In the case of this Hetch Hetchy story, the San Francisco Chronicle did a decent job of pointing out the opposing arguments.  Assuming as I do that the story is reported correctly (and I’m helped by knowing about Hetch Hetchy, and by knowing about gay man, AIDS, and giardia), the Chron allowed one side to tell its story, and then allowed the other side, the opposition, to take it to task for its dishonesty.  This was a good “fact” story, one that fell pretty neatly into the traditional journalism category.

What happens, though, when the journalists cease reporting and start advocating — and, worse, when they use dishonest arguments to advance their position?  It’s a recipe for disinformation on Pravda-esque levels.  That’s why this JournoList story is so deeply upsetting.  A group of people who advertised themselves as fact purveyors were, in fact, engaging, not only in advocacy, but in dishonest advocacy.  They were lying about who they were, they were engaging in myriad falsehoods through omission, and they were actively contemplating affirmative lies to advance an agenda they publicly denied having.

Further, because these covert advocates controlled the primary instruments of communication during an election, no opposing point of view made its way through to their audience.  Sure, we in the blogosphere knew what was going on.  The problem is that we’re still a minority.  People who are not internet news junkies, but who actually thought the the New York Times reported, not just “all the news that’s fit to print,” but also all the honest, non-advocacy news that’s fit to print, accepted these ostensibly factual “news” stories as the truth, the whole truth, and nothing but the truth.

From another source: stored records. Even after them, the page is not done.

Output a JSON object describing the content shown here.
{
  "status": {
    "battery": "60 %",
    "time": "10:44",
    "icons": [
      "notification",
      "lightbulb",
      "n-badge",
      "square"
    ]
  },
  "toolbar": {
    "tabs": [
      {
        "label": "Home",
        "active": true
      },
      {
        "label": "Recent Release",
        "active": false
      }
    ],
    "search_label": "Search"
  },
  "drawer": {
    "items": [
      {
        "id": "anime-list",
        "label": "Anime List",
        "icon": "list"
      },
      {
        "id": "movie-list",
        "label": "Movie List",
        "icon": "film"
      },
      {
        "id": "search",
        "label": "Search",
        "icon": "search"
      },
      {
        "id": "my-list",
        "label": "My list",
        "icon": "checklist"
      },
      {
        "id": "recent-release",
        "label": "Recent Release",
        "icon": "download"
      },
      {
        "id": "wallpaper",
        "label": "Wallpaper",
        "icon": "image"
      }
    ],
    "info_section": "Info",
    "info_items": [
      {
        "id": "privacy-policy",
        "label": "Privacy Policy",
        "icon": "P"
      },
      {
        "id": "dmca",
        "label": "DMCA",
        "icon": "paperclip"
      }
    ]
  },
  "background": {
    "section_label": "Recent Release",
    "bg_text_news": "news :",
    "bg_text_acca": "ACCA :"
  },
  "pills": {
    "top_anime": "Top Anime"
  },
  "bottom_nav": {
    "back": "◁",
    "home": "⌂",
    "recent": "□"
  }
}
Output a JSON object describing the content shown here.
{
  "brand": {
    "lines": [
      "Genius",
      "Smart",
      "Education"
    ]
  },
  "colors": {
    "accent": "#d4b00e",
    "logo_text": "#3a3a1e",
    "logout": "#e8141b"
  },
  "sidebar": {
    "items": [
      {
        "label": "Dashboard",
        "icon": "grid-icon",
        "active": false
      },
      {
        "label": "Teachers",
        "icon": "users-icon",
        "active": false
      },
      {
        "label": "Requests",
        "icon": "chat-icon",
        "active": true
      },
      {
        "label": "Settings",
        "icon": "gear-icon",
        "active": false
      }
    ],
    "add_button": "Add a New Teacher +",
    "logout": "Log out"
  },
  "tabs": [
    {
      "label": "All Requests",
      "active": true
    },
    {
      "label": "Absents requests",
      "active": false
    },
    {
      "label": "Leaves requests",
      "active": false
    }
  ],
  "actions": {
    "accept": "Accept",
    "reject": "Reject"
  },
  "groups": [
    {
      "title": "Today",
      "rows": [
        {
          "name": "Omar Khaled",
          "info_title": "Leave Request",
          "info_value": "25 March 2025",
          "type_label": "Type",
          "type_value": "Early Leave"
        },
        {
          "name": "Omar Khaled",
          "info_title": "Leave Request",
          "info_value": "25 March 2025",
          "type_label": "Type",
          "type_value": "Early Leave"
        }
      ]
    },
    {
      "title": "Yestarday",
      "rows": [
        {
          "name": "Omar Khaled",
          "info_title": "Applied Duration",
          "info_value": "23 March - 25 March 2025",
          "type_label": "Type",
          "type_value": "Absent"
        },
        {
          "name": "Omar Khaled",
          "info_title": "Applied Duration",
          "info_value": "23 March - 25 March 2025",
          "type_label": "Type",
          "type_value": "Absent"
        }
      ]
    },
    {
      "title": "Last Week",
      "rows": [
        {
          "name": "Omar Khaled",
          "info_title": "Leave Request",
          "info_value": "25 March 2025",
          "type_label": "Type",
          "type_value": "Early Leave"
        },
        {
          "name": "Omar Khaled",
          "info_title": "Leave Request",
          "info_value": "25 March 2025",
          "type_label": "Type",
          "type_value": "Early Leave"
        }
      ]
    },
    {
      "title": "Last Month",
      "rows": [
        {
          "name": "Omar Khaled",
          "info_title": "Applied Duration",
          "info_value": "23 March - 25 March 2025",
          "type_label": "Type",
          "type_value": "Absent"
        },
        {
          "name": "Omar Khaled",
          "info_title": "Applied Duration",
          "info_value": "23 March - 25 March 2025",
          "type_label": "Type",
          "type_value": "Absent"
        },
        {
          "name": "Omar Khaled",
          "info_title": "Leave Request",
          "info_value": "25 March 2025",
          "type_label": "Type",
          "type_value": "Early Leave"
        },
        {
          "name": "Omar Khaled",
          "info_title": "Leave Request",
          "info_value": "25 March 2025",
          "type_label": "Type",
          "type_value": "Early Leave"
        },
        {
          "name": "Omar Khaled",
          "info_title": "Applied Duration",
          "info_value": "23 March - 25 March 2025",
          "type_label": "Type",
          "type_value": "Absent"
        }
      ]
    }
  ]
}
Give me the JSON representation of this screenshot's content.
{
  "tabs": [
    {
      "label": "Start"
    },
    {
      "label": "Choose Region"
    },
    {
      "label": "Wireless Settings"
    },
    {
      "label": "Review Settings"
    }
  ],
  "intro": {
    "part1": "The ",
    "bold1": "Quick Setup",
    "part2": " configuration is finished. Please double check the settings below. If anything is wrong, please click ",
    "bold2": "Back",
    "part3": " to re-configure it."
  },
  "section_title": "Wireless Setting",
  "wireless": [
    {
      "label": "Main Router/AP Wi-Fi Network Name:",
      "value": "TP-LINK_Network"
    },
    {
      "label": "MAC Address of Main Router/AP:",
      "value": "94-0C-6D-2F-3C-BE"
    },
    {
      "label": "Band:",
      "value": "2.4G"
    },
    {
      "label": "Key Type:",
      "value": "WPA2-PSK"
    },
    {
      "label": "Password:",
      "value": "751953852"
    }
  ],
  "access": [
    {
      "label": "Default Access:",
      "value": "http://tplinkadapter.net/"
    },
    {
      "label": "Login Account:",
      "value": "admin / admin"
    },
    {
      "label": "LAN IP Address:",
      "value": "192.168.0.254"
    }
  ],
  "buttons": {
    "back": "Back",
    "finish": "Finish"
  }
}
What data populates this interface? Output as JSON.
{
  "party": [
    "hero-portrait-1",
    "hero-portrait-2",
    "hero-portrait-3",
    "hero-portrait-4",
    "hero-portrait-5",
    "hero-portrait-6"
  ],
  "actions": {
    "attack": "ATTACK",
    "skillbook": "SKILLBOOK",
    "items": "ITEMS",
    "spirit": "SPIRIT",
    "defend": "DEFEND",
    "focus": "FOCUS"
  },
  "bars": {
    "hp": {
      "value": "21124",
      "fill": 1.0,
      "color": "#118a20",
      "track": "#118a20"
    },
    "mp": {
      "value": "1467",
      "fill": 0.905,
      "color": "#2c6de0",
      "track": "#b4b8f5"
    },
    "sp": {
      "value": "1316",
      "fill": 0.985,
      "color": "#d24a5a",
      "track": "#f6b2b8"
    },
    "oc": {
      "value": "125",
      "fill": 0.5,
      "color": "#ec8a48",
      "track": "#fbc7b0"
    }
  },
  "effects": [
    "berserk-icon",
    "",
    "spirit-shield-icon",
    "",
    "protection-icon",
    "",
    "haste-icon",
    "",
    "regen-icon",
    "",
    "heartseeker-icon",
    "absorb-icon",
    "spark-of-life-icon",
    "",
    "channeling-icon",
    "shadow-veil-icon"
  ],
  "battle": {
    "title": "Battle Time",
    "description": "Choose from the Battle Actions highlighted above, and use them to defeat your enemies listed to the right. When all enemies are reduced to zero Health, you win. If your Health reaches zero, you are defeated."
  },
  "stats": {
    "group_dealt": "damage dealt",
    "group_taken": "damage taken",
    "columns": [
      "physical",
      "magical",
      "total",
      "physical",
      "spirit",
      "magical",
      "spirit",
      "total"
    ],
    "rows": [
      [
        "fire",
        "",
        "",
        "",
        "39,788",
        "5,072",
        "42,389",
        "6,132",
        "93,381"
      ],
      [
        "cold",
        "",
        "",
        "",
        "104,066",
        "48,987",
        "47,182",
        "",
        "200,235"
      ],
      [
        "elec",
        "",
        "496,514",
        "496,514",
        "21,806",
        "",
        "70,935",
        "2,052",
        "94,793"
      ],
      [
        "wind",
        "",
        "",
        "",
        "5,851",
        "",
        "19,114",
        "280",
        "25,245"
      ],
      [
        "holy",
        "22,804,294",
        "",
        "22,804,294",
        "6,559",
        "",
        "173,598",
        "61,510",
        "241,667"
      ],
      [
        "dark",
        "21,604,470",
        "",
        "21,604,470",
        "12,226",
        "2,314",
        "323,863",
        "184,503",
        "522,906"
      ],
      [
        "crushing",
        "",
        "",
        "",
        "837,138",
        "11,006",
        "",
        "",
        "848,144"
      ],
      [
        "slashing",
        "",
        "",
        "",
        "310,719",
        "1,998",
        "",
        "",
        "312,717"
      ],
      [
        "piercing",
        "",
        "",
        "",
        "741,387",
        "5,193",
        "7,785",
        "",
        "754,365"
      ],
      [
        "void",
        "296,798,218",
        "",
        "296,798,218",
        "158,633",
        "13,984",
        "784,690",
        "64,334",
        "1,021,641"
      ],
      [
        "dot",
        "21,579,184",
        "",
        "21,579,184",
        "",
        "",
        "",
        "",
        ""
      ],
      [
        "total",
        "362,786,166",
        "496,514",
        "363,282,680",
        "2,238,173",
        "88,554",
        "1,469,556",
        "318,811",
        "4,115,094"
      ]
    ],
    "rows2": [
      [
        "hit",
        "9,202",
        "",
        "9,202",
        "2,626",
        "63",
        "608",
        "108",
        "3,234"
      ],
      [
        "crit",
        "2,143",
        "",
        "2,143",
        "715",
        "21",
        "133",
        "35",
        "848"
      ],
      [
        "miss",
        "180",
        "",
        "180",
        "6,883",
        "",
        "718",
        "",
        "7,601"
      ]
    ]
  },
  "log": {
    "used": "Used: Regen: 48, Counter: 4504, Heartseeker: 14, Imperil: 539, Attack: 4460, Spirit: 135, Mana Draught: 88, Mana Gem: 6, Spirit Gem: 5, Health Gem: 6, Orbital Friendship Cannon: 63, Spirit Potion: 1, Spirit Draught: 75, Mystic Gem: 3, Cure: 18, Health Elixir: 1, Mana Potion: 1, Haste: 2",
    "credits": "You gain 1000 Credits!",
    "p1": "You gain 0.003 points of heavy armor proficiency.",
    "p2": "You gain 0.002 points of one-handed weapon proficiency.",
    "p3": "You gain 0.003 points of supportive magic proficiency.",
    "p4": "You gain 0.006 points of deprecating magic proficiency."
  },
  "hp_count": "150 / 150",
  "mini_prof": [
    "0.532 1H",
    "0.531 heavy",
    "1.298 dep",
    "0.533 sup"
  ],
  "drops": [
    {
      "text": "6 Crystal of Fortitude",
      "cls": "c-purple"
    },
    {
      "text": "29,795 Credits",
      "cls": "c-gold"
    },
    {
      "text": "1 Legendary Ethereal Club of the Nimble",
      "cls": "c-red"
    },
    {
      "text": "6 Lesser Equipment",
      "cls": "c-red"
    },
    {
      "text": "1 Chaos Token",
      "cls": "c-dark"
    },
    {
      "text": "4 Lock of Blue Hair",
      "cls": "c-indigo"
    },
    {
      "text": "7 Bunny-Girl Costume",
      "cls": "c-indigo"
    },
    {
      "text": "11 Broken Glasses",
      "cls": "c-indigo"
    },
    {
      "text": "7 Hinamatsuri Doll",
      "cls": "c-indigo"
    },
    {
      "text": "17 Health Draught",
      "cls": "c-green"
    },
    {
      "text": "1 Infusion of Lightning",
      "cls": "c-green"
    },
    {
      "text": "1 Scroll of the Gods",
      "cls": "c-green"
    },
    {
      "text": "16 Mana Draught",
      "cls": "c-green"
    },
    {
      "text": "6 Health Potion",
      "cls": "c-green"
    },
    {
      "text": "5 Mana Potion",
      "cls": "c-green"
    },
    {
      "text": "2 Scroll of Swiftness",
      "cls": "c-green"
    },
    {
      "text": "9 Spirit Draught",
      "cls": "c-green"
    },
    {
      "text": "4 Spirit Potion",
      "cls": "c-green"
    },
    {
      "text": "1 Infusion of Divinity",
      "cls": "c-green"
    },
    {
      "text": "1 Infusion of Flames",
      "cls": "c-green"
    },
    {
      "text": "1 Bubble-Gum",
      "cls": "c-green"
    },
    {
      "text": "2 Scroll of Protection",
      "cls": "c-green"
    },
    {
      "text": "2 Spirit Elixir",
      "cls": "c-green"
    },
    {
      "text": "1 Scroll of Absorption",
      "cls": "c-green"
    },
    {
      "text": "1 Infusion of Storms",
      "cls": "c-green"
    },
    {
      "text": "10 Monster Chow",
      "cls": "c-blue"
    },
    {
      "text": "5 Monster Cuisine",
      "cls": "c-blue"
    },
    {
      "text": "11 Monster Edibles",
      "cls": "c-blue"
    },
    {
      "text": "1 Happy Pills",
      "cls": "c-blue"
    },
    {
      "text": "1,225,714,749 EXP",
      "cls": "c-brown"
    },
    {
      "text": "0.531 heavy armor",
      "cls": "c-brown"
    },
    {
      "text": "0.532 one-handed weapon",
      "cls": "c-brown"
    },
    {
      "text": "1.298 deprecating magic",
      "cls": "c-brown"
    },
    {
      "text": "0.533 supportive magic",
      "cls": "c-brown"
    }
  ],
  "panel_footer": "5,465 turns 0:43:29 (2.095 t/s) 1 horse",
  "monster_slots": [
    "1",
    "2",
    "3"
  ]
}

What’s just as disturbing is that, two years out from a year in which the media ran one of the most dishonest election campaigns ever, nothing has changed.  A media that advertises itself to America as reporting “just the facts,” ignored the New Black Panther story, lied about alleged racism in the Tea Parties and, amusingly, to date has still not managed to report about the JournoList story.

All of which proves, I guess, that there are lies, “dam” lies, and JournoLists.